Records provided section start

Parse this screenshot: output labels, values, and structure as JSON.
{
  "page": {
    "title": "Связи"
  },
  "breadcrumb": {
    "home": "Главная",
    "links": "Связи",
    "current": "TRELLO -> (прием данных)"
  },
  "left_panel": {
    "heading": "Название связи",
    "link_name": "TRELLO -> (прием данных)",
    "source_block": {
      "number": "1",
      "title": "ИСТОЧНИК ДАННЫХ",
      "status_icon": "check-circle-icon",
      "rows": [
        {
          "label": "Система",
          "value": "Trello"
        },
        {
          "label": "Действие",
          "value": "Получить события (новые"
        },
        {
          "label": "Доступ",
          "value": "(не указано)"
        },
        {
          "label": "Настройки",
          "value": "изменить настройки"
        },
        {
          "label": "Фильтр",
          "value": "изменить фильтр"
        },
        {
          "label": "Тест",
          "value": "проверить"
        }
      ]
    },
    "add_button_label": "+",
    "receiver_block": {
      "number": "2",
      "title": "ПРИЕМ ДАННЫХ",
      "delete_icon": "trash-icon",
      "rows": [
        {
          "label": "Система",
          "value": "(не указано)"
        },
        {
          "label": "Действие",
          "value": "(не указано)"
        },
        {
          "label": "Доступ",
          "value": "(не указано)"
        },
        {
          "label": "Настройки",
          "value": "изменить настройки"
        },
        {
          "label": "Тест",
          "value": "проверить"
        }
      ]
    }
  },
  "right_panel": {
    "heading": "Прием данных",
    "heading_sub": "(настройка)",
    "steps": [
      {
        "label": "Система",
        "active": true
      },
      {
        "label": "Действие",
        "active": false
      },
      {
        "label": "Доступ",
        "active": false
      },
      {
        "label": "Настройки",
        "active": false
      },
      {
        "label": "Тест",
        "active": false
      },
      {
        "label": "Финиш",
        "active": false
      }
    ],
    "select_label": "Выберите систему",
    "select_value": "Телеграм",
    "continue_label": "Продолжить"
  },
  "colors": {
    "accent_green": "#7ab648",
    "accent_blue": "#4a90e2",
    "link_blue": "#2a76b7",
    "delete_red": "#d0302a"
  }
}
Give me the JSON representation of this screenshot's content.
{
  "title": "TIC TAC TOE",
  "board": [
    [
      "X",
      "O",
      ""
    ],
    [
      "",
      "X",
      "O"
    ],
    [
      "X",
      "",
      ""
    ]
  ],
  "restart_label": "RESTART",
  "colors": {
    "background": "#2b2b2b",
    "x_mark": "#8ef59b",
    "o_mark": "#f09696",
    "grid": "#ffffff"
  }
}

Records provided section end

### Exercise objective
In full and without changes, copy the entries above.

### Output for this exercise
Parse this screenshot: output labels, values, and structure as JSON.
{
  "page": {
    "title": "Связи"
  },
  "breadcrumb": {
    "home": "Главная",
    "links": "Связи",
    "current": "TRELLO -> (прием данных)"
  },
  "left_panel": {
    "heading": "Название связи",
    "link_name": "TRELLO -> (прием данных)",
    "source_block": {
      "number": "1",
      "title": "ИСТОЧНИК ДАННЫХ",
      "status_icon": "check-circle-icon",
      "rows": [
        {
          "label": "Система",
          "value": "Trello"
        },
        {
          "label": "Действие",
          "value": "Получить события (новые"
        },
        {
          "label": "Доступ",
          "value": "(не указано)"
        },
        {
          "label": "Настройки",
          "value": "изменить настройки"
        },
        {
          "label": "Фильтр",
          "value": "изменить фильтр"
        },
        {
          "label": "Тест",
          "value": "проверить"
        }
      ]
    },
    "add_button_label": "+",
    "receiver_block": {
      "number": "2",
      "title": "ПРИЕМ ДАННЫХ",
      "delete_icon": "trash-icon",
      "rows": [
        {
          "label": "Система",
          "value": "(не указано)"
        },
        {
          "label": "Действие",
          "value": "(не указано)"
        },
        {
          "label": "Доступ",
          "value": "(не указано)"
        },
        {
          "label": "Настройки",
          "value": "изменить настройки"
        },
        {
          "label": "Тест",
          "value": "проверить"
        }
      ]
    }
  },
  "right_panel": {
    "heading": "Прием данных",
    "heading_sub": "(настройка)",
    "steps": [
      {
        "label": "Система",
        "active": true
      },
      {
        "label": "Действие",
        "active": false
      },
      {
        "label": "Доступ",
        "active": false
      },
      {
        "label": "Настройки",
        "active": false
      },
      {
        "label": "Тест",
        "active": false
      },
      {
        "label": "Финиш",
        "active": false
      }
    ],
    "select_label": "Выберите систему",
    "select_value": "Телеграм",
    "continue_label": "Продолжить"
  },
  "colors": {
    "accent_green": "#7ab648",
    "accent_blue": "#4a90e2",
    "link_blue": "#2a76b7",
    "delete_red": "#d0302a"
  }
}
Give me the JSON representation of this screenshot's content.
{
  "title": "TIC TAC TOE",
  "board": [
    [
      "X",
      "O",
      ""
    ],
    [
      "",
      "X",
      "O"
    ],
    [
      "X",
      "",
      ""
    ]
  ],
  "restart_label": "RESTART",
  "colors": {
    "background": "#2b2b2b",
    "x_mark": "#8ef59b",
    "o_mark": "#f09696",
    "grid": "#ffffff"
  }
}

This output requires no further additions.